[YOUR INSTRUCTIONS]
Each line containing the string "Formato" should be copied out of the entries.

[EXTRACTED RECORDS]

=== Begin Enclosure ===

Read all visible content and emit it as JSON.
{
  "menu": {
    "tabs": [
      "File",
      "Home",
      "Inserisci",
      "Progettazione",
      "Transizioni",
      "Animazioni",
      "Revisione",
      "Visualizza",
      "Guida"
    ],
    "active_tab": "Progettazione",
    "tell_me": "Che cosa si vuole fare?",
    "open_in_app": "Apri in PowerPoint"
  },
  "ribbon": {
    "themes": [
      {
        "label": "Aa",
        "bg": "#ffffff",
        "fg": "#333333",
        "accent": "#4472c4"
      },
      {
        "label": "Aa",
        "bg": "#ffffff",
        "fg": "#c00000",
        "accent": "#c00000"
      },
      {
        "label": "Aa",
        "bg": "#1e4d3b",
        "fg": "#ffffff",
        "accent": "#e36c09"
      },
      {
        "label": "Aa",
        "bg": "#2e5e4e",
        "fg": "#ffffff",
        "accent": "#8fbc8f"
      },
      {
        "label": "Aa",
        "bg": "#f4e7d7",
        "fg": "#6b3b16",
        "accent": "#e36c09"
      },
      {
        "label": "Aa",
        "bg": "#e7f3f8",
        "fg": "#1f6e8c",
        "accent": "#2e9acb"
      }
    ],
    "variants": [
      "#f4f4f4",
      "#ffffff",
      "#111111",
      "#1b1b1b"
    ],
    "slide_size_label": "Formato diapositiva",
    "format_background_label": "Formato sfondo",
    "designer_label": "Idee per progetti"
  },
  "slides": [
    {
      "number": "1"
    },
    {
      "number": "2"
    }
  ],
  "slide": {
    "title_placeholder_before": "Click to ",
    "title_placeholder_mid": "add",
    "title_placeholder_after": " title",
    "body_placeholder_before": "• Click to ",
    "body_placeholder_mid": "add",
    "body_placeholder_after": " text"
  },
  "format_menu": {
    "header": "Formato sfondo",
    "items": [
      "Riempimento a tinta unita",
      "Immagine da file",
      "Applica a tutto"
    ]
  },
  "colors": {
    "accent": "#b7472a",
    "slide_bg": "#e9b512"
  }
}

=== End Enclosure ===

[EXPECTED ANSWER]
    "slide_size_label": "Formato diapositiva",
    "format_background_label": "Formato sfondo",
    "header": "Formato sfondo",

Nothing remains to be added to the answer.